Work item: What this exercise needs is every entry restated as written, with no pictures.

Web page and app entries

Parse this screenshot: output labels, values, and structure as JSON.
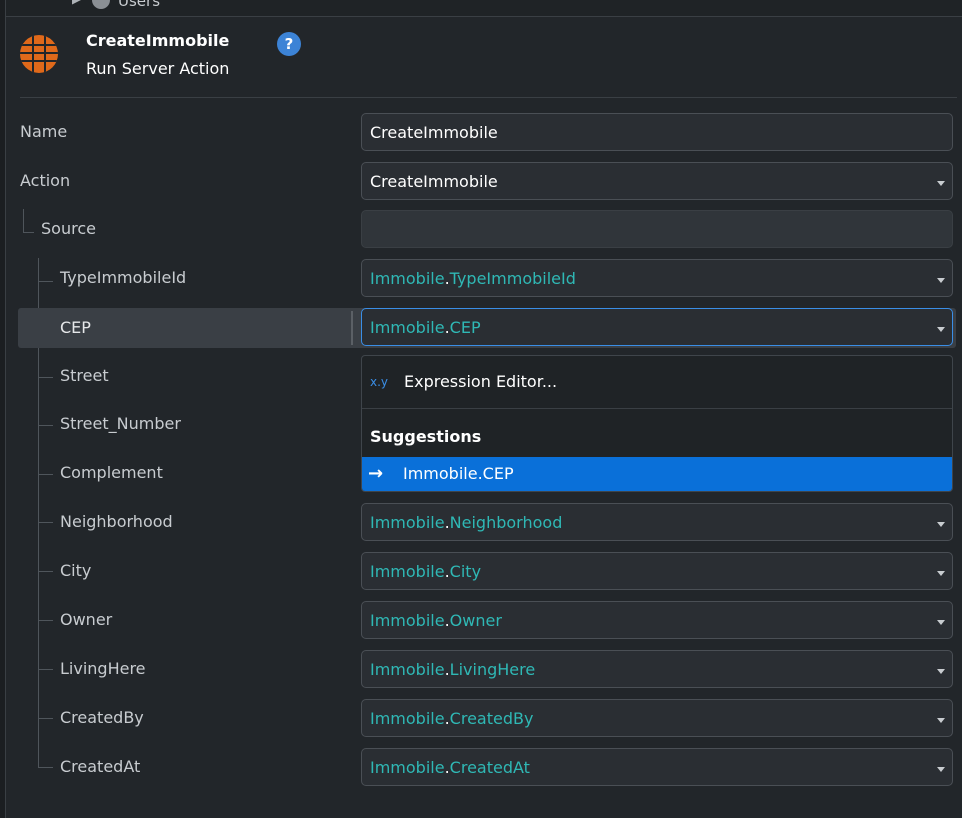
{
  "top": {
    "label": "Users"
  },
  "header": {
    "title": "CreateImmobile",
    "subtitle": "Run Server Action",
    "help_label": "?"
  },
  "rows": [
    {
      "label": "Name",
      "value": "CreateImmobile"
    },
    {
      "label": "Action",
      "value": "CreateImmobile"
    },
    {
      "label": "Source",
      "value": ""
    },
    {
      "label": "TypeImmobileId",
      "entity": "Immobile",
      "dot": ".",
      "attr": "TypeImmobileId"
    },
    {
      "label": "CEP",
      "entity": "Immobile",
      "dot": ".",
      "attr": "CEP"
    },
    {
      "label": "Street"
    },
    {
      "label": "Street_Number"
    },
    {
      "label": "Complement"
    },
    {
      "label": "Neighborhood",
      "entity": "Immobile",
      "dot": ".",
      "attr": "Neighborhood"
    },
    {
      "label": "City",
      "entity": "Immobile",
      "dot": ".",
      "attr": "City"
    },
    {
      "label": "Owner",
      "entity": "Immobile",
      "dot": ".",
      "attr": "Owner"
    },
    {
      "label": "LivingHere",
      "entity": "Immobile",
      "dot": ".",
      "attr": "LivingHere"
    },
    {
      "label": "CreatedBy",
      "entity": "Immobile",
      "dot": ".",
      "attr": "CreatedBy"
    },
    {
      "label": "CreatedAt",
      "entity": "Immobile",
      "dot": ".",
      "attr": "CreatedAt"
    }
  ],
  "dropdown": {
    "expr_prefix": "x.y",
    "expr_label": "Expression Editor...",
    "suggestions_header": "Suggestions",
    "suggestion": "Immobile.CEP",
    "suggestion_icon": "→"
  },
  "colors": {
    "background": "#22262a",
    "accent": "#0a70d9",
    "entity_text": "#2fb8b5",
    "logo": "#e0691a",
    "help": "#3c83d6"
  },
  "icons": {
    "header_logo": "server-action-icon",
    "help": "help-icon",
    "dropdown": "chevron-down-icon",
    "suggestion": "arrow-in-icon"
  }
}
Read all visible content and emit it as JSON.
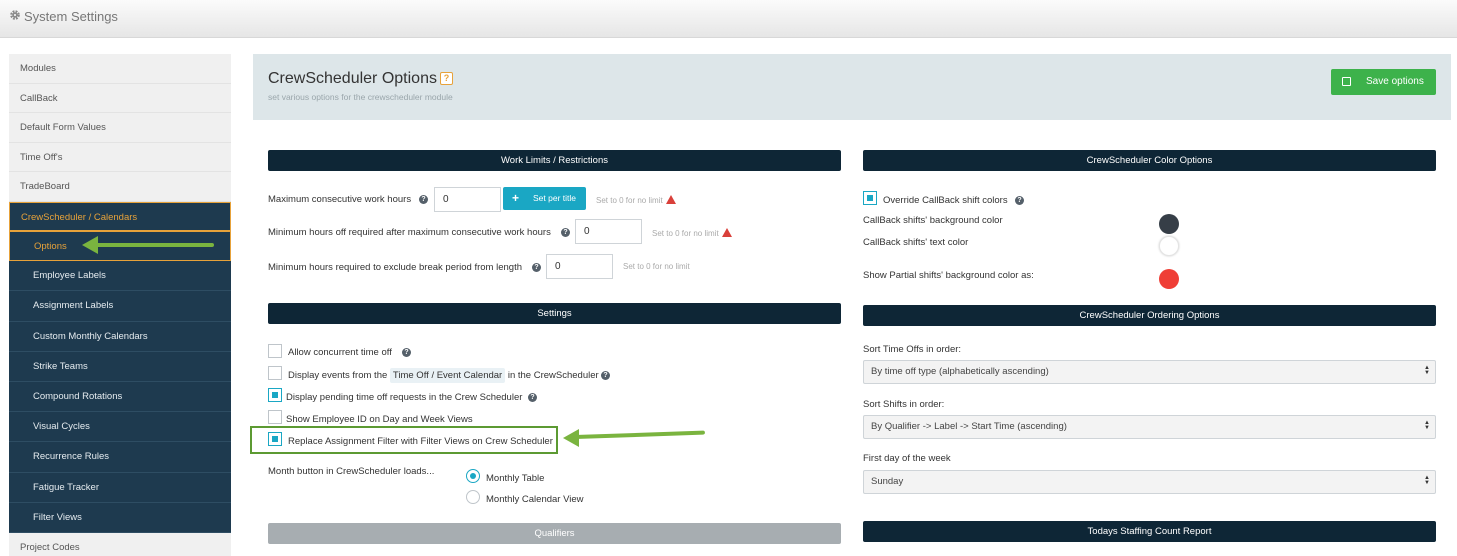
{
  "topbar": {
    "title": "System Settings",
    "icon": "gear-icon"
  },
  "sidebar": {
    "items": [
      {
        "label": "Modules"
      },
      {
        "label": "CallBack"
      },
      {
        "label": "Default Form Values"
      },
      {
        "label": "Time Off's"
      },
      {
        "label": "TradeBoard"
      },
      {
        "label": "CrewScheduler / Calendars"
      }
    ],
    "subitems": [
      {
        "label": "Options"
      },
      {
        "label": "Employee Labels"
      },
      {
        "label": "Assignment Labels"
      },
      {
        "label": "Custom Monthly Calendars"
      },
      {
        "label": "Strike Teams"
      },
      {
        "label": "Compound Rotations"
      },
      {
        "label": "Visual Cycles"
      },
      {
        "label": "Recurrence Rules"
      },
      {
        "label": "Fatigue Tracker"
      },
      {
        "label": "Filter Views"
      }
    ],
    "after": [
      {
        "label": "Project Codes"
      }
    ]
  },
  "header": {
    "title": "CrewScheduler Options",
    "help": "?",
    "subtitle": "set various options for the crewscheduler module",
    "save_label": "Save options"
  },
  "work_limits": {
    "heading": "Work Limits / Restrictions",
    "max_consecutive_label": "Maximum consecutive work hours",
    "max_consecutive_value": "0",
    "set_per_title_label": "Set per title",
    "hint_no_limit": "Set to 0 for no limit",
    "min_off_label": "Minimum hours off required after maximum consecutive work hours",
    "min_off_value": "0",
    "break_label": "Minimum hours required to exclude break period from length",
    "break_value": "0"
  },
  "settings": {
    "heading": "Settings",
    "allow_concurrent": "Allow concurrent time off",
    "display_events_pre": "Display events from the",
    "display_events_tag": "Time Off / Event Calendar",
    "display_events_post": "in the CrewScheduler",
    "display_pending": "Display pending time off requests in the Crew Scheduler",
    "show_employee_id": "Show Employee ID on Day and Week Views",
    "replace_filter": "Replace Assignment Filter with Filter Views on Crew Scheduler",
    "month_button_label": "Month button in CrewScheduler loads...",
    "month_options": [
      "Monthly Table",
      "Monthly Calendar View"
    ]
  },
  "qualifiers": {
    "heading": "Qualifiers"
  },
  "color_options": {
    "heading": "CrewScheduler Color Options",
    "override_label": "Override CallBack shift colors",
    "bg_label": "CallBack shifts' background color",
    "text_label": "CallBack shifts' text color",
    "partial_label": "Show Partial shifts' background color as:",
    "colors": {
      "bg": "#363e47",
      "text": "#ffffff",
      "partial": "#ef3e36"
    }
  },
  "ordering": {
    "heading": "CrewScheduler Ordering Options",
    "time_offs_label": "Sort Time Offs in order:",
    "time_offs_value": "By time off type (alphabetically ascending)",
    "shifts_label": "Sort Shifts in order:",
    "shifts_value": "By Qualifier -> Label -> Start Time (ascending)",
    "first_day_label": "First day of the week",
    "first_day_value": "Sunday"
  },
  "staffing": {
    "heading": "Todays Staffing Count Report"
  },
  "theme": {
    "accent": "#1aa7c4",
    "navy": "#0e2636",
    "save_green": "#3db24b",
    "arrow_green": "#7ab43f",
    "sidebar_active": "#e7a23a"
  }
}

Written answer:
Parse this screenshot: output labels, values, and structure as JSON.
{
  "top": {
    "label": "Users"
  },
  "header": {
    "title": "CreateImmobile",
    "subtitle": "Run Server Action",
    "help_label": "?"
  },
  "rows": [
    {
      "label": "Name",
      "value": "CreateImmobile"
    },
    {
      "label": "Action",
      "value": "CreateImmobile"
    },
    {
      "label": "Source",
      "value": ""
    },
    {
      "label": "TypeImmobileId",
      "entity": "Immobile",
      "dot": ".",
      "attr": "TypeImmobileId"
    },
    {
      "label": "CEP",
      "entity": "Immobile",
      "dot": ".",
      "attr": "CEP"
    },
    {
      "label": "Street"
    },
    {
      "label": "Street_Number"
    },
    {
      "label": "Complement"
    },
    {
      "label": "Neighborhood",
      "entity": "Immobile",
      "dot": ".",
      "attr": "Neighborhood"
    },
    {
      "label": "City",
      "entity": "Immobile",
      "dot": ".",
      "attr": "City"
    },
    {
      "label": "Owner",
      "entity": "Immobile",
      "dot": ".",
      "attr": "Owner"
    },
    {
      "label": "LivingHere",
      "entity": "Immobile",
      "dot": ".",
      "attr": "LivingHere"
    },
    {
      "label": "CreatedBy",
      "entity": "Immobile",
      "dot": ".",
      "attr": "CreatedBy"
    },
    {
      "label": "CreatedAt",
      "entity": "Immobile",
      "dot": ".",
      "attr": "CreatedAt"
    }
  ],
  "dropdown": {
    "expr_prefix": "x.y",
    "expr_label": "Expression Editor...",
    "suggestions_header": "Suggestions",
    "suggestion": "Immobile.CEP",
    "suggestion_icon": "→"
  },
  "colors": {
    "background": "#22262a",
    "accent": "#0a70d9",
    "entity_text": "#2fb8b5",
    "logo": "#e0691a",
    "help": "#3c83d6"
  },
  "icons": {
    "header_logo": "server-action-icon",
    "help": "help-icon",
    "dropdown": "chevron-down-icon",
    "suggestion": "arrow-in-icon"
  }
}
Read all visible content and emit it as JSON.
{
  "topbar": {
    "title": "System Settings",
    "icon": "gear-icon"
  },
  "sidebar": {
    "items": [
      {
        "label": "Modules"
      },
      {
        "label": "CallBack"
      },
      {
        "label": "Default Form Values"
      },
      {
        "label": "Time Off's"
      },
      {
        "label": "TradeBoard"
      },
      {
        "label": "CrewScheduler / Calendars"
      }
    ],
    "subitems": [
      {
        "label": "Options"
      },
      {
        "label": "Employee Labels"
      },
      {
        "label": "Assignment Labels"
      },
      {
        "label": "Custom Monthly Calendars"
      },
      {
        "label": "Strike Teams"
      },
      {
        "label": "Compound Rotations"
      },
      {
        "label": "Visual Cycles"
      },
      {
        "label": "Recurrence Rules"
      },
      {
        "label": "Fatigue Tracker"
      },
      {
        "label": "Filter Views"
      }
    ],
    "after": [
      {
        "label": "Project Codes"
      }
    ]
  },
  "header": {
    "title": "CrewScheduler Options",
    "help": "?",
    "subtitle": "set various options for the crewscheduler module",
    "save_label": "Save options"
  },
  "work_limits": {
    "heading": "Work Limits / Restrictions",
    "max_consecutive_label": "Maximum consecutive work hours",
    "max_consecutive_value": "0",
    "set_per_title_label": "Set per title",
    "hint_no_limit": "Set to 0 for no limit",
    "min_off_label": "Minimum hours off required after maximum consecutive work hours",
    "min_off_value": "0",
    "break_label": "Minimum hours required to exclude break period from length",
    "break_value": "0"
  },
  "settings": {
    "heading": "Settings",
    "allow_concurrent": "Allow concurrent time off",
    "display_events_pre": "Display events from the",
    "display_events_tag": "Time Off / Event Calendar",
    "display_events_post": "in the CrewScheduler",
    "display_pending": "Display pending time off requests in the Crew Scheduler",
    "show_employee_id": "Show Employee ID on Day and Week Views",
    "replace_filter": "Replace Assignment Filter with Filter Views on Crew Scheduler",
    "month_button_label": "Month button in CrewScheduler loads...",
    "month_options": [
      "Monthly Table",
      "Monthly Calendar View"
    ]
  },
  "qualifiers": {
    "heading": "Qualifiers"
  },
  "color_options": {
    "heading": "CrewScheduler Color Options",
    "override_label": "Override CallBack shift colors",
    "bg_label": "CallBack shifts' background color",
    "text_label": "CallBack shifts' text color",
    "partial_label": "Show Partial shifts' background color as:",
    "colors": {
      "bg": "#363e47",
      "text": "#ffffff",
      "partial": "#ef3e36"
    }
  },
  "ordering": {
    "heading": "CrewScheduler Ordering Options",
    "time_offs_label": "Sort Time Offs in order:",
    "time_offs_value": "By time off type (alphabetically ascending)",
    "shifts_label": "Sort Shifts in order:",
    "shifts_value": "By Qualifier -> Label -> Start Time (ascending)",
    "first_day_label": "First day of the week",
    "first_day_value": "Sunday"
  },
  "staffing": {
    "heading": "Todays Staffing Count Report"
  },
  "theme": {
    "accent": "#1aa7c4",
    "navy": "#0e2636",
    "save_green": "#3db24b",
    "arrow_green": "#7ab43f",
    "sidebar_active": "#e7a23a"
  }
}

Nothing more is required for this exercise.